Not surprisingly, the QX30 Sport proved altogether more confidence-inspiring than its crossover sibling; it also was friskier even than the heavier all-wheel-drive Q30 Sport that’s exclusive to Europe. The direct and linear steering feels tight and responds quickly to inputs, with a pleasing effort buildup in corners. The body remains mostly flat in hard cornering, although the car is still somewhat prone to understeer, and the ride quality seems as if it would be annoyingly firm for everyday duty. The upgraded brakes initially felt rather grabby while we slogged through morning traffic in the city, but as the day went on, we came to appreciate their strength and firm pedal feel.
Our impressions of the engine and transmission and their attendant drive modes, gleaned during our test of the all-wheel-drive QX30, remained in the neither-love-it-nor-hate-it realm. Power is generally sufficient, but we’d still like a drive mode between Economy and Sport. On back roads, Sport mode kept the engine exactly where it needed to be to maintain turbo pressure and keep the throttle alert to our commands, although it seemed too jumpy around town. In Economy mode, things got much calmer, but turbo lag was a frequent offender. We also would love for Infiniti to have squeezed out at least a few more ponies for the Sport. (The company could be saving that for a Red Sport model in the future, we suppose.) At least torque steer seems well managed; we performed a hands-off-the-wheel, full-throttle launch to 60 mph—which we estimate will take 6.7 seconds—and the Sport tracked straight.
The QX30 Sport also looks sufficiently premium and sporty inside and out. Particularly in the case of our Magnetic Red metallic test car, which came loaded with LED lighting, the Sport Leather package’s black leather upholstery with white accents, and the Technology package’s driver-assistance features, including a 360-degree monitor. The Sport’s exterior styling is arguably the best of the QX30 trio, thanks mostly to its larger wheels, lower stance, and more aggressive nose. Inside, the QX30 Sport’s cabin gets supportive seats and a black microsuede headliner (both standard), with better materials than one finds in the simpler cabin of the Volkswagen GTI or the GLA-class.
As configured, our test car would sticker for $43,150, but the Sport can be had for $39,450, a price that includes a panoramic sunroof and navigation. Admittedly that’s a steep climb from other Euro hatches such as the GTI, but it’s a fair value next to the Audi Q3, BMW X1, and Lexus NX that are the QX30’s stated competition.

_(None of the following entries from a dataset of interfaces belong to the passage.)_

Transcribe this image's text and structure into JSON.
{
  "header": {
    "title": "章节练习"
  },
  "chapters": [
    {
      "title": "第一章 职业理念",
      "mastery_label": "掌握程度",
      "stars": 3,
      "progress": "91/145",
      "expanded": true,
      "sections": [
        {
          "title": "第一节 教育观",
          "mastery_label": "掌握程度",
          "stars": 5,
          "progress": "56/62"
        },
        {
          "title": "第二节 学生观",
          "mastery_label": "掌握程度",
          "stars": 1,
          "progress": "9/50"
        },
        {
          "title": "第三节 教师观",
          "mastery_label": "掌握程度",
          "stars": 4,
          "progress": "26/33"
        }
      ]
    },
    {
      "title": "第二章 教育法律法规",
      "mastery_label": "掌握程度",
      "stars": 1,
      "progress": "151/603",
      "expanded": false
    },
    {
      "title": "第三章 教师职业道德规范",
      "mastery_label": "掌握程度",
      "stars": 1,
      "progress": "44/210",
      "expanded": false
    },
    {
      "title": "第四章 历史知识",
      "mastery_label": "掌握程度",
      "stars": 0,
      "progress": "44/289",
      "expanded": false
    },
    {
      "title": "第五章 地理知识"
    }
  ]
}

But those are crossovers. And as we’ve stated before, the QX30 Sport is not really a crossover, but rather a Euro hatch, one that Infiniti happily did not leave in Europe.
VEHICLE TYPE: front-engine, front-wheel-drive, 5-passenger, 4-door hatchback
BASE PRICE: $39,450
ENGINE TYPE: turbocharged and intercooled DOHC 16-valve inline-4, aluminum block and head, direct fuel injection
Displacement: 122 cu in, 1991 cc
Power: 208 hp @ 5500 rpm
Torque: 258 lb-ft @ 1200 rpm
TRANSMISSION: 7-speed dual-clutch automatic with manual shifting mode
Wheelbase: 106.3 in
Length: 174.2 in
Width: 71.5 in Height: 58.1 in
Passenger volume: 89 cu ft
Cargo volume: 19 cu ft
Curb weight: 3250 lb (C/D est)
PERFORMANCE (C/D EST):
Zero to 60 mph: 6.7 sec
Zero to 100 mph: 17.9 sec
Standing ¼-mile: 15.1 sec
Top speed: 130 mph
FUEL ECONOMY (C/D EST):
EPA city/highway driving: 25/32 mpg
Nobody likes feeling robbed of their money at the gas station. We all need to do our best while we still use it to use as little amounts as possible, and spend as little as possible as well. Here are a few different ways of saving gas money.
1. The next time you are looking for a vehicle, buy a four cylinder or a car really good on gas, or sell yours and get one. It doesn’t matter if it’s old, ugly, or whatever. Continue Reading…